It’s not an industry-specific thing. Video conferencing can provide business benefits no matter the industry. Retailers and financial institutions are employing video to interact with customers. Medical professionals are consulting with one another across distance. Manufacturers are addressing production issues more quickly and thoroughly.
Where the need for interaction exists, so does the potential for video conferencing to add value. Once upon a time, suggesting a meeting over video was folly. It was too complicated, expensive, and it required equipment housed in the hallowed halls of the executive wing (and maybe an IT guru).
Now it’s on my smartphone, tablet, and laptop. My kid can figure it out. Hurdles cleared. Check.
1. Reduce travel costs. Making video conferencing available up and down the org chart not only reduces travel, but it removes distance as an impediment to collaboration. Although I’ve decreased my personal business travel, I work with far more people outside of my primary work location than I ever have before. And our collaboration is more successful.
Innovation matters. And innovation requires collaboration. And collaboration requires clear communication.
Without clear communications, you open the door for all sorts of innovation-hindering situations: Miscommunications, misunderstandings, and misinterpretations.
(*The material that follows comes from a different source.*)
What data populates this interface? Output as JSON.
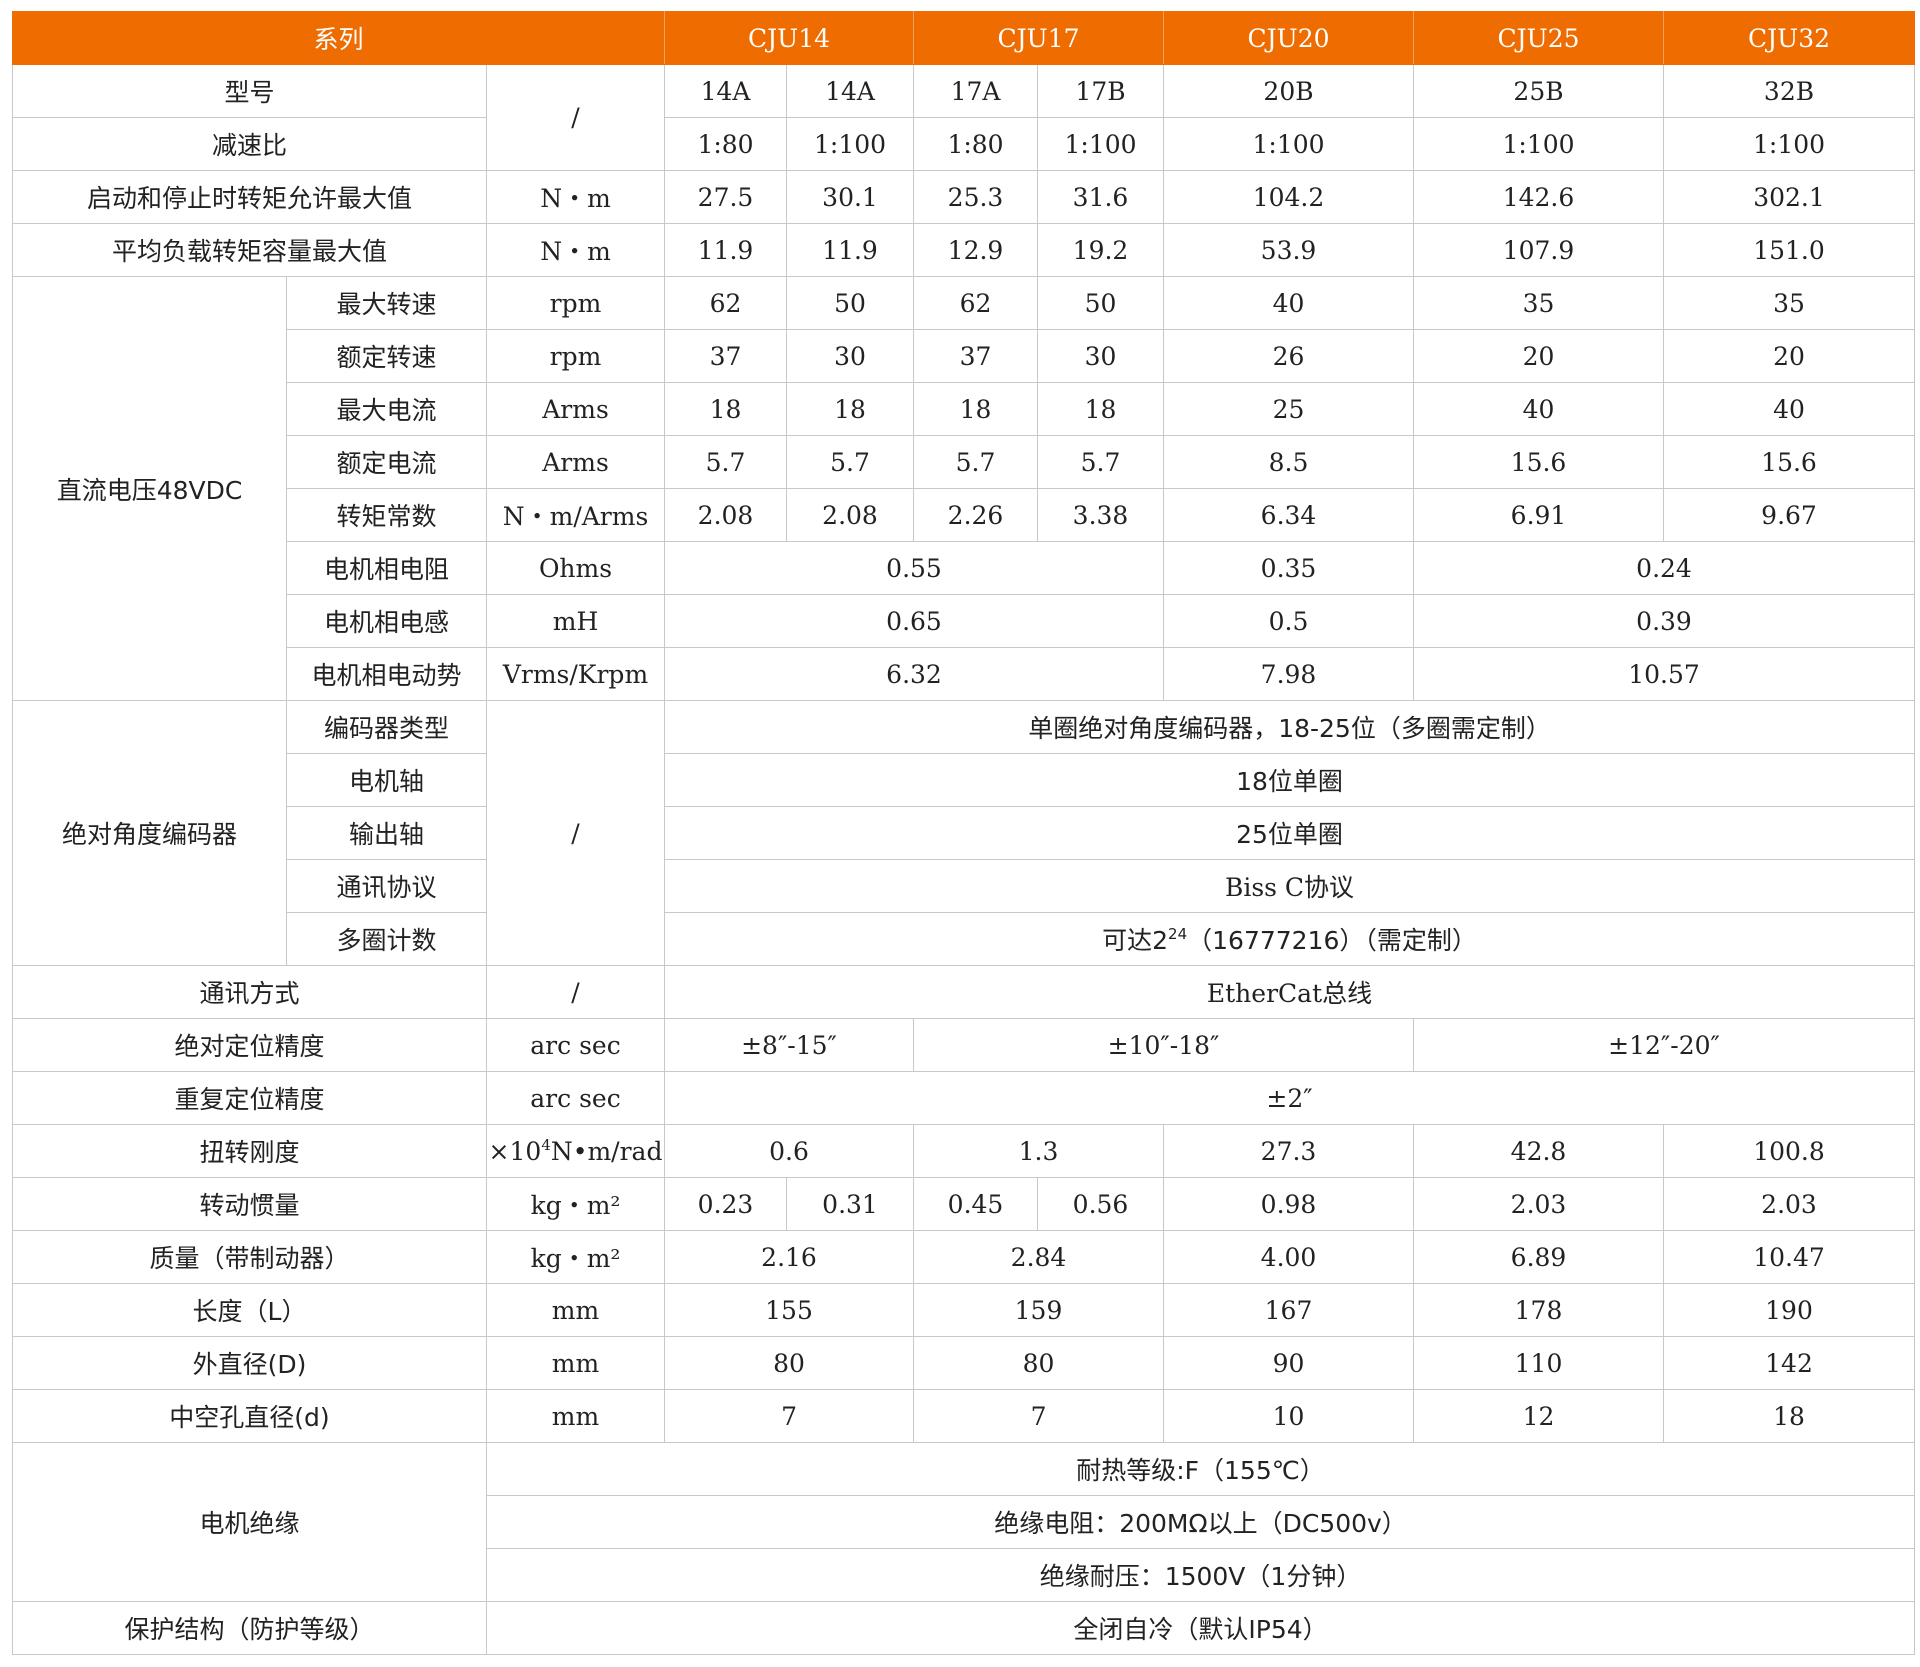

Errors, delays, and disagreements.
Most of these issues are avoidable. And it doesn’t take magic. It’s actually pretty simple: Integrate video into your normal collaboration. There’s no longer a long list of reasons to limit video to the boardroom, executives, and special occasions. We’ve reached the intersection of low cost and high-quality.
The range of video options available now reaches from the pocket to the laptop to meeting rooms and all the way into immersive boardroom environments. Keep your fine tableware for holidays and special occasions if you’d like, but video no is no longer a special-occasion technology.
When it comes to technology, today’s reality brings video into reach across the org chart: high-quality video-conferencing equipment, simple applications, and powerful bandwidth. And on the (more important) human side of the equation, people are becoming more comfortable with video in their personal communications through consumer devices: smartphones, tablets.Read More »
Generally, there are two different classes of beacons: transmit only and backhaul enabled.
Transmit only beacons are exactly as they sound -- they simply transmit information to anyone that is capable of hearing (bluetooth enabled smartphones). They do not receive or pass any data or information upstream.
Apple’s iBeacon is the best example of this type of BLE beacon. You can think of them like the navigational beacons used by airplanes when on approach to major airports. The beacon doesn’t even know the plane is there, but the plane is aware of the beacon and knows where the beacon is allowing it to take the correct action. Same is true for smartphones and transmit only beacons like iBeacon -- the intelligence is located in the mobile application which must recognize the beacon and take appropriate action.
Backhaul enabled beacons generally include a Wi-Fi chipset for either management or data capabilities. Some backhaul enabled beacons are USB enabled and take advantage of whatever connectivity exists within the PC they are connected. Read More »
In just two years, indoor location technology has taken off and attracted a lot of buzz across industries, from retailers to healthcare. But it’s no longer a conversation about just Wi-Fi – the introduction of beacon devices, including iBeacon, has added a new dimension to location technology for IT and their line of business counterparts to grapple with on how to leverage it to better reach their customer base.
Some customers have been asking about beacon technology and how it fits in with Wi-Fi, so let’s start from the beginning:
How do beacons work?
Beacons are sensors that send out Bluetooth low energy (BLE) tracking tags. These sensors can be placed around a venue, such as a store, and a mobile device can pick up the BLE signal and determine that it is in close proximity. When a mobile app is built off of this technology, it can be used in interesting ways to interact with the end user, such as notifying a customer of a promotion for an item they are close to.
I’m having trouble differentiating Wi-Fi and beacons. What do I need to know? Read More »
Time is an illusion. And an obsession. And apparently time is endangered because everyone is trying to save time, find more time, use time more wisely, or just plain stop time.
Time is of the essence, after all. And in the wonderful world of business, it always seems that we’re trying to find ways that let us move faster. We want to reduce the time it takes us to do what we do, whether it’s responding to customers, making decisions, adjusting to market trends, or getting the latest-greatest whatever-it-is to market.
You can’t reduce an illusion, but you can find ways to be more effective and make better use of the time you have.
That’s a tough number to hear from the employee side of that equation. Maybe I spend time with the wrong crowd, but I don’t know too many people who consider their performance to be only 80% of their potential. So where does that additional 20% come from? Is it an illusion too? Read More »